Hoffman, Padres were equally great in 1998

Most voters believed closer deserved Cy Young Award

Hoffman, Padres were equally great in 1998

If 1996 was exciting for the Padres, closer Trevor Hoffman and the baseball fans of San Diego, then 1998 was off the charts.

"The 1998 season was the pinnacle," Hoffman said recently while reflecting on his Hall of Fame-worthy career.

"We had so many great players. We were stacked in the outfield, strong at the corners and had a horse behind the plate in Carlos Hernandez. And the starting pitching led by Kevin Brown, Andy Ashby and Joey Hamilton, and in the playoffs Sterling Hitchcock, was exceptional.

"Guys were unselfish in the bullpen. We checked our egos at the door. We had a lot of leaders, totally unselfish in their roles like Mark Sweeney. It was a truly great team and season."

The misfortune of those 1998 Padres -- like the 1984 edition against Detroit -- was to run into a team in the World Series that is ranked among the top dozen in the history of the game. Come the World Series, the Padres were swept by the New York Yankees.

But that didn't diminish at all what the Padres and Hoffman did in 1998.

The Padres set a franchise record with 98 wins and won their third National League West title by 9 1/2 games before defeating Houston and Atlanta en route to their second NL championship.

Left fielder Greg Vaughn -- who had 50 home runs, 119 RBIs and 112 runs scored -- was the only Padre to have a career year offensively in 1998. But every Padre regular had an on-base percentage of over .300.

"We created runs," recalled Hoffman. "We were great at scoring exactly when we needed to score. Like we talked about, everyone was picking up everyone else. I don't think [shortstop] Chris Gomez had a lot of RBIs, but I remember him driving in a lot of game-winning runs. The entire team played that way."

The 1998 Padres won a lot of close games. And close games meant a lot of opportunity for Hoffman, who did have a career year.

Hoffman had 54 save opportunities in 1998. He blew just one. His 53 saves tied the then NL record for saves in a season and was his career high. His 1.48 ERA was also the lowest of his career. Hoffman successfully converted 98.1 percent of his save chances in 1998. The Padres were 62-4 in games he pitched.

Hoffman pitched 73 innings over 66 games in 1998. He allowed 41 hits and 21 walks -- for a 0.849 WHIP -- with 86 strikeouts (or 10.6 per nine innings). Opposing hitters batted .165 against Hoffman. And his ERA in save situations was an incredible 0.49.

Hoffman placed second in the NL Cy Young Award voting for the first of two times in his career (he also placed second in 2006). And most felt he was robbed.

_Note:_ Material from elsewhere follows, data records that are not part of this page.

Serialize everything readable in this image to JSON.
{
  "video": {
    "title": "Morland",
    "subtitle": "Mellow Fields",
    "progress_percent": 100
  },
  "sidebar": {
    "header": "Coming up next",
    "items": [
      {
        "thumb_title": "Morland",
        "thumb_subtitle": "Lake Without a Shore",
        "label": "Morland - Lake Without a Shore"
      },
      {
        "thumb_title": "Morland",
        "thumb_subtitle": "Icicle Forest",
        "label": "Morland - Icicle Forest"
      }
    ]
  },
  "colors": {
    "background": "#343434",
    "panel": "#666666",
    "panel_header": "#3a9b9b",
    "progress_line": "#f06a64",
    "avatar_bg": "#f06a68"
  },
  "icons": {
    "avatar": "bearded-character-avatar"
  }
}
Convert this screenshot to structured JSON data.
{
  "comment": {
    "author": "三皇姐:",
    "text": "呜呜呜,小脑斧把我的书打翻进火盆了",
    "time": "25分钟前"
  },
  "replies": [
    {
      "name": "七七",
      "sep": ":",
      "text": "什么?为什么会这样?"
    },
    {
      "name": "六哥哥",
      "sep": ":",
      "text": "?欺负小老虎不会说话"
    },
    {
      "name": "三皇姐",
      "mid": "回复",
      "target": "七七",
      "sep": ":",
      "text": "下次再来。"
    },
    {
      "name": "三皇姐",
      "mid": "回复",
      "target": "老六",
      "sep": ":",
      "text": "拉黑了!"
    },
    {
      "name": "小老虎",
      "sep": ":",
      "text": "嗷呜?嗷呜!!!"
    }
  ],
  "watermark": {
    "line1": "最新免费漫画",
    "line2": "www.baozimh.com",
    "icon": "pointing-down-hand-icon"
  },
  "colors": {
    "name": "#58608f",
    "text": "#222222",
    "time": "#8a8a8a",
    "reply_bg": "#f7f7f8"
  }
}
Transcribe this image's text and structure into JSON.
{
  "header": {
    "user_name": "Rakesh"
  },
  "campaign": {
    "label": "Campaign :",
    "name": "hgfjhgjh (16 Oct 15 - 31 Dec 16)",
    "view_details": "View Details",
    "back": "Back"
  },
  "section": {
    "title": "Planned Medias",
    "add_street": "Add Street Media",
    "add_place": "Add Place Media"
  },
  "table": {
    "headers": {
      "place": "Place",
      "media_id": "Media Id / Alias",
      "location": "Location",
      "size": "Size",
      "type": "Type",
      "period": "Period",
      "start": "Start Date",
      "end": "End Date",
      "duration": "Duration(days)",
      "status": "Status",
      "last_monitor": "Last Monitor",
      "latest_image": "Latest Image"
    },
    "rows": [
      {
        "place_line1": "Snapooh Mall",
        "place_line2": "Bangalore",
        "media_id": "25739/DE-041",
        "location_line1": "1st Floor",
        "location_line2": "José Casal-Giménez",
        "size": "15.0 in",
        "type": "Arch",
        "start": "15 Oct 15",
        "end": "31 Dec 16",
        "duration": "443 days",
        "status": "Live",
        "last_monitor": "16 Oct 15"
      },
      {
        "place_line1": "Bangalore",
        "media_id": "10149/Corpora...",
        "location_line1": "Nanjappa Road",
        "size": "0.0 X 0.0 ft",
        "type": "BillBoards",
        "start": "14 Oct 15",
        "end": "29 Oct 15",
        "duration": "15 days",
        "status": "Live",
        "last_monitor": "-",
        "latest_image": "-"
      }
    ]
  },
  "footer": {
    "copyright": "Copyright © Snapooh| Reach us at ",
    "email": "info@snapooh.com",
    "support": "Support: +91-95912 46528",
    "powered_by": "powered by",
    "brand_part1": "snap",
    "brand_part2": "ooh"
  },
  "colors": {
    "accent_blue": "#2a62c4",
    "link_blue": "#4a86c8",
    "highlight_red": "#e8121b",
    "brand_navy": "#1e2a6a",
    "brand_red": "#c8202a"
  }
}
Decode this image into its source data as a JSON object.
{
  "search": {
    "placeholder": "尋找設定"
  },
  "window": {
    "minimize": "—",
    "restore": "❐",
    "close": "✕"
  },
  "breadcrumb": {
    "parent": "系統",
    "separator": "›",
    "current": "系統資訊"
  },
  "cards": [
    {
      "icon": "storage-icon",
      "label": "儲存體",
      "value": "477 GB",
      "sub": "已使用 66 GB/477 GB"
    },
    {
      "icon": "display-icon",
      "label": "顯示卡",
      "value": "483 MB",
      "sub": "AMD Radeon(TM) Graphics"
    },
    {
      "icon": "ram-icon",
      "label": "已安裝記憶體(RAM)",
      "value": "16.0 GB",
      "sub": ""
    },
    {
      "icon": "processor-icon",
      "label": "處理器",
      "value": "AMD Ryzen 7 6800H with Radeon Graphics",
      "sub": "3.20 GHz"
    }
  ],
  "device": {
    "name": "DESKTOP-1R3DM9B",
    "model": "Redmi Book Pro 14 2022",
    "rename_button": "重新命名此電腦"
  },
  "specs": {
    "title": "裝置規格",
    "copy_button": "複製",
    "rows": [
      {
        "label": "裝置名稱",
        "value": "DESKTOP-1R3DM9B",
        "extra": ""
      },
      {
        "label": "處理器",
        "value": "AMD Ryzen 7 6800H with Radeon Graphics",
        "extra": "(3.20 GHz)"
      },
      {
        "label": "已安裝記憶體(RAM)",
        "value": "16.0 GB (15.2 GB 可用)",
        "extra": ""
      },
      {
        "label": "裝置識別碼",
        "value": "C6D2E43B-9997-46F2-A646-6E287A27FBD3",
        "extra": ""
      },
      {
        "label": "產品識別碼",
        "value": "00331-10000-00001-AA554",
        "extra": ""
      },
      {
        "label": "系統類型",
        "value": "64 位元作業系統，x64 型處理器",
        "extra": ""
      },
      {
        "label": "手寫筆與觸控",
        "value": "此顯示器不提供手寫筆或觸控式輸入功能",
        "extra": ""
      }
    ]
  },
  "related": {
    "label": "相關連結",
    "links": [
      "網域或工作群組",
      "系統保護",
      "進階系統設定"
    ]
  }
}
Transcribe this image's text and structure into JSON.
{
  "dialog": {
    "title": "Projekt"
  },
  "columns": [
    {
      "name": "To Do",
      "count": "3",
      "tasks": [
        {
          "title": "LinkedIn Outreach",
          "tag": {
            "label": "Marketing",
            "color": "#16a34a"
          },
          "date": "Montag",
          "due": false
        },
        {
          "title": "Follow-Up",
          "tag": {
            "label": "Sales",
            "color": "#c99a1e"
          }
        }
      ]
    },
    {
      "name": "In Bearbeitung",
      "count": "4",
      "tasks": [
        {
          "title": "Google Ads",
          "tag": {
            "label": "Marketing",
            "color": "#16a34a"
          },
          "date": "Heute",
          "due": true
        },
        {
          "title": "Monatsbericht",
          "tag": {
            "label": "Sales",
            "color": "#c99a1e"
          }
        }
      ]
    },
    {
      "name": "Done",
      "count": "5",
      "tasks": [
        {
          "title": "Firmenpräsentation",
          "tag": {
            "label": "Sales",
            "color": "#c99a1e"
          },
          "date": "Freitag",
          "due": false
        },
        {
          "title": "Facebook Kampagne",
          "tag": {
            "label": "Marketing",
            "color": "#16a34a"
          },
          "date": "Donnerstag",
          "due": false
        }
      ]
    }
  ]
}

Tom Glavine of the Atlanta Braves won the award. But Hoffman had 13 first-place votes to Glavine's 11. Six voters left Hoffman off their ballots. Hoffman is one of two pitchers in the history of the award to not win the Cy Young after drawing more first-place votes.

In addition to placing second in the Cy Young Award voting, Hoffman was seventh in the NL Most Valuable Player voting.

The night of July 25, 1998, was particularly notable at Qualcomm Stadium. Hoffman's trot from the bullpen was accompanied by AC/DC's "Hell's Bells" for the first time. And on that night, Hoffman successfully converted his 41st straight save to tie a Major League record.

Hoffman struck out Houston's Moises Alou to preserve a 6-5 lead and tie the consecutive saves record. The next night, Alou homered off Hoffman to end the streak.

"That's the beauty of baseball right there," said Hoffman. "You can never get too high. Great checks and balances. It's both exhilarating and humbling. The highs and lows are what makes the game great. At some point, the game brings everyone to their knees."